What is the 3rd group of #'s in an IP address and why do they gotta be the same

Discussion in 'Wireless Networking' started by Robert Blackwell, Dec 27, 2004.

  1. Do each of the 4 groups of numbers in an ip address have their own name?
    Particularly the 3rd group.

    If computers on a network dont share the same 3rd group number they wont see
    each other on a network, or access the internet if that number doesn't match
    up with the one your router is on. I'm just wondering about this
    Robert Blackwell, Dec 27, 2004
    1. Advertisements

  2. Robert Blackwell

    Dave Guest

    not that i have heard of. and there is nothing magic about the 3rd octet in
    the address. the key is the 'subnet mask'. all of the bits included in the
    subnet mask have to match for two devices to talk directly to each other.
    normally the subnet mask defaults to which means that the
    first 3 octets have to match for the two devices to talk. but if the
    subnet mask is then only the first 2 have to match.

    so if the subnet mask is the following groups can all talk to
    each other: through through through
    but if the mask is then the following ranges work: through through

    you have to think binary for finer breakdowns... a mask like
    gives ranges like: through
    or a mask like gives ranges like: through
    Dave, Dec 28, 2004
    1. Advertisements

  3. Okay, that makes sense and helps a lot.

    See, I just added wifi to my current network but the routers ip is like and it would dhcp any wifi defices to 2.x so the hard wired
    computers couldn't see em, I had to manually set em to a static ip of .0.x

    So, now it's my understanding that if I configthe lan ip of the wifi router
    to a subnet of any wifi devices it dhcp's will still be able to
    access the main network, but not the otherway around?
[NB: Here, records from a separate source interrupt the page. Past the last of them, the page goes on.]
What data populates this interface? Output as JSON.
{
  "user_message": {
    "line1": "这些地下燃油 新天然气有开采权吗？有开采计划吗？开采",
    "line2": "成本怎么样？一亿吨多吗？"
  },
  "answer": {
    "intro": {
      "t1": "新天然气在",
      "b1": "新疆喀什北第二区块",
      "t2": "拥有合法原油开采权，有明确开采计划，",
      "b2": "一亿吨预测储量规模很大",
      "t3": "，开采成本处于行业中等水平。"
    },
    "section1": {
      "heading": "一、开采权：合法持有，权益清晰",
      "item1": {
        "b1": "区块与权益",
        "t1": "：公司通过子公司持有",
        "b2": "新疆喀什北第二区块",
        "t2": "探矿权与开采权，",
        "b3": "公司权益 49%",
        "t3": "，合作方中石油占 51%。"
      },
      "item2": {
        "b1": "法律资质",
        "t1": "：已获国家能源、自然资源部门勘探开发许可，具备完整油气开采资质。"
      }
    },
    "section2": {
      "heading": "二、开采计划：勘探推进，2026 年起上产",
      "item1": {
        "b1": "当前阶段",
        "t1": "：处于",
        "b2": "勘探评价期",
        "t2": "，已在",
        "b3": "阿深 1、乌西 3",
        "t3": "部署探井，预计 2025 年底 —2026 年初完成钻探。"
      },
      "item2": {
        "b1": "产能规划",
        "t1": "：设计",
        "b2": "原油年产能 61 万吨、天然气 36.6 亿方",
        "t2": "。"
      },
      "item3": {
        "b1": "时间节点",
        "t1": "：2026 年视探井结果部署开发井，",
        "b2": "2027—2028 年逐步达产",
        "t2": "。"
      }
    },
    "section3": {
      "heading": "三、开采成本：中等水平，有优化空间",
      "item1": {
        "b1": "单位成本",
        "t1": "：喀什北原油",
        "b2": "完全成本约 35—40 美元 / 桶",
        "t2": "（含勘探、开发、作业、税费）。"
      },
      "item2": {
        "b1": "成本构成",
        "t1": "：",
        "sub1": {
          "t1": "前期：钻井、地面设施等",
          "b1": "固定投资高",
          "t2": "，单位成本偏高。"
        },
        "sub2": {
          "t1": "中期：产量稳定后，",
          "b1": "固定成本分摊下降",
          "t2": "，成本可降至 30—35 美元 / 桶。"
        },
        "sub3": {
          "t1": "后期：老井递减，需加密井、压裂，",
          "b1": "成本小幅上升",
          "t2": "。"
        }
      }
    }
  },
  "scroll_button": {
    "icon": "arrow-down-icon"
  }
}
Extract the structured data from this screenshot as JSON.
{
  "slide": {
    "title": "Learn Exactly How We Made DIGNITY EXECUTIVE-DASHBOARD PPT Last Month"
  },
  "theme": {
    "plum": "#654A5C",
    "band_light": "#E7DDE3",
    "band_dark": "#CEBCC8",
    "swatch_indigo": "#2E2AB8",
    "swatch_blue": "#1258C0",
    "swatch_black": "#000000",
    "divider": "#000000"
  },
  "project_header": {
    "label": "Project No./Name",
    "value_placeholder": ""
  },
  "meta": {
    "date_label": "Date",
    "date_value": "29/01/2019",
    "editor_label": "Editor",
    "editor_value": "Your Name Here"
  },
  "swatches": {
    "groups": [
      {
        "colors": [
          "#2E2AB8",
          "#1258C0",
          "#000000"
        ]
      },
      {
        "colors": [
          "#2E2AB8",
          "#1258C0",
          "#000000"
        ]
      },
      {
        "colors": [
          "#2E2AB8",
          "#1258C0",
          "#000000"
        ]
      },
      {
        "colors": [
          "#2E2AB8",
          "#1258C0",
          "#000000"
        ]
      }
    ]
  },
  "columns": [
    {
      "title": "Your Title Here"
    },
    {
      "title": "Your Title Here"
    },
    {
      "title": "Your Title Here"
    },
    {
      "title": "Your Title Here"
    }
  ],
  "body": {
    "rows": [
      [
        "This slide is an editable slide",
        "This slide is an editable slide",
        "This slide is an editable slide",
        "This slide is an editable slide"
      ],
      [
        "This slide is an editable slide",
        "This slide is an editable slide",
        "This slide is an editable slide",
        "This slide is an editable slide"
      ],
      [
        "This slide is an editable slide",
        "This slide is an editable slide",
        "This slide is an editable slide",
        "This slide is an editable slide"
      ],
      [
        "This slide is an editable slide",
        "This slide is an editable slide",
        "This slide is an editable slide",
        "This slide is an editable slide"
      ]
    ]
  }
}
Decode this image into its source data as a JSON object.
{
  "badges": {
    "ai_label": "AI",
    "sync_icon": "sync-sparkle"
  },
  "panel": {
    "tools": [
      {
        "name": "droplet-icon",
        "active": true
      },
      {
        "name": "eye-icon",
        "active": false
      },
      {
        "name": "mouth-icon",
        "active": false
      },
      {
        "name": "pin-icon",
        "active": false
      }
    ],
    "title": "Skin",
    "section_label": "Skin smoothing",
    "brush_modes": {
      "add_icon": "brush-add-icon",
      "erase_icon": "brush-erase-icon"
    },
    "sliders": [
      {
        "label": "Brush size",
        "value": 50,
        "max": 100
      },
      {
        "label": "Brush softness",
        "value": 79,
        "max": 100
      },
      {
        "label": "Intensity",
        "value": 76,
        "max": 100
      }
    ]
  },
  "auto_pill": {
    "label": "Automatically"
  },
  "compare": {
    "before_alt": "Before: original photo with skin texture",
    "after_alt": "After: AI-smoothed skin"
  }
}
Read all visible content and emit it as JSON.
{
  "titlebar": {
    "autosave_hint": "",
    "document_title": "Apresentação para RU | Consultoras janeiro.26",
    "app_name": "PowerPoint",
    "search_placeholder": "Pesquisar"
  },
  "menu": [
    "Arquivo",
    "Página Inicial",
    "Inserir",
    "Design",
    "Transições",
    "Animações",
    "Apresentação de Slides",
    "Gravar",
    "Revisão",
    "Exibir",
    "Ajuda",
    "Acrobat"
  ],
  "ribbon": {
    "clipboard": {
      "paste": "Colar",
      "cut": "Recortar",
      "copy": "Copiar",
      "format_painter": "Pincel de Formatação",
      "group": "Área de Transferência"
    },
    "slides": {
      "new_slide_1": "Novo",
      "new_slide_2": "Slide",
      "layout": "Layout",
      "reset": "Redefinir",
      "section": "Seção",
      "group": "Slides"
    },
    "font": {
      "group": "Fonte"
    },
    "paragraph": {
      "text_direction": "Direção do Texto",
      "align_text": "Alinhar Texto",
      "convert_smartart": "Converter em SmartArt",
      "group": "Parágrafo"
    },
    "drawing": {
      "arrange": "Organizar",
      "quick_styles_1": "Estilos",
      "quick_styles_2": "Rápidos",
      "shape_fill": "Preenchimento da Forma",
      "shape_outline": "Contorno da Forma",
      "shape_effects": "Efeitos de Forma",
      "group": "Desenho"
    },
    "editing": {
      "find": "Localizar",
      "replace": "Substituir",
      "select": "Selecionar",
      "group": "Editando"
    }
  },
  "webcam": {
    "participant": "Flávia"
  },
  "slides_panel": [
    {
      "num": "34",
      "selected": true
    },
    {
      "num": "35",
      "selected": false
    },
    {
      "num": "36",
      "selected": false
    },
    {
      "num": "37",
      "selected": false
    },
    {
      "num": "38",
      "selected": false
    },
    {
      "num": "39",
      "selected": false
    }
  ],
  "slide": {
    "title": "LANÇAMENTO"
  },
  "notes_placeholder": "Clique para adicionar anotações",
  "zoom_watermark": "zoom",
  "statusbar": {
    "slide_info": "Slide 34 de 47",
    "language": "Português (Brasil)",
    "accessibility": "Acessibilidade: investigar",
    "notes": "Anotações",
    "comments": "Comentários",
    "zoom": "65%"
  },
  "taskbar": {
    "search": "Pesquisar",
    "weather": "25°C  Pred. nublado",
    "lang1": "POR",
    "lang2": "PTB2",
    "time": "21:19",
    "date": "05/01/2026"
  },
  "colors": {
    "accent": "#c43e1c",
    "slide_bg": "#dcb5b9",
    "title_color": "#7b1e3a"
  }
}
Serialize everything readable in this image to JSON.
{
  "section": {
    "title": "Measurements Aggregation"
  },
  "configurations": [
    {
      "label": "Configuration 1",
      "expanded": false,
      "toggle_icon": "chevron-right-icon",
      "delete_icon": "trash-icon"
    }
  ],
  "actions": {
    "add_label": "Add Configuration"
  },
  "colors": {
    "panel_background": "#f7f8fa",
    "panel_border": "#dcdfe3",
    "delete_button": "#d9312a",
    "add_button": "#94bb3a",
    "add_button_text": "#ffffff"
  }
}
    Most impotant for me is just being able to have the wifi devices access
    resources on the network which is why I had to static them to 0.x
    But our primary router doesn't show the wifi router as an "attached device"
    so I can't configure further it either without changing my ip.
    Robert Blackwell, Dec 29, 2004
  4. Robert Blackwell

    Dave Guest

    you probably have a conflict with two dhcp servers on the network now. you
    don't want to mix subnet masks, that won't work either. with what you
    describe the wireless devices will be able to send to the lan devices, but
    the lan devices will try to reply through their router as if it was an
    outside address which apparently your routher can't handle. the best way to
    fix it is to disable the wireless router's dhcp server service and let the
    lan router handle all the ip's so they are all on the same subnet.
    alternately you could play with manually configuring routing tables and
    manually assigning ip's, masks, gateways, etc... but i wouldn't want to try
    it. i just had a friend go through a similar mixup and it can be a
    confusing situation to try to sort out unless you are real familiar with
    tcp/ip addressing and all the device configurations
    Dave, Dec 29, 2004
  5. Another way to think about it is that any traffic directed anywhere other
    than the current subnet will be sent to and through the WAN port of the
    router/gateway. Thus, if you us a subnet mask of, your IP
    address is and you are trying to reach, this
    will be sent to the router/gateway and then through the WAN port of the
    router/gateway. On the other hand, if your network (computer and router) is
    configured to use a subnet mask of then this will be sent
    through the LAN port(s) of the router (not the WAN port).

    Yves Konigshofer, Dec 29, 2004
    1. Advertisements

Ask a Question

Want to reply to this thread or ask your own question?

You'll need to choose a username for the site, which only take a couple of moments (here). After that, you can post your question and our members will help you out.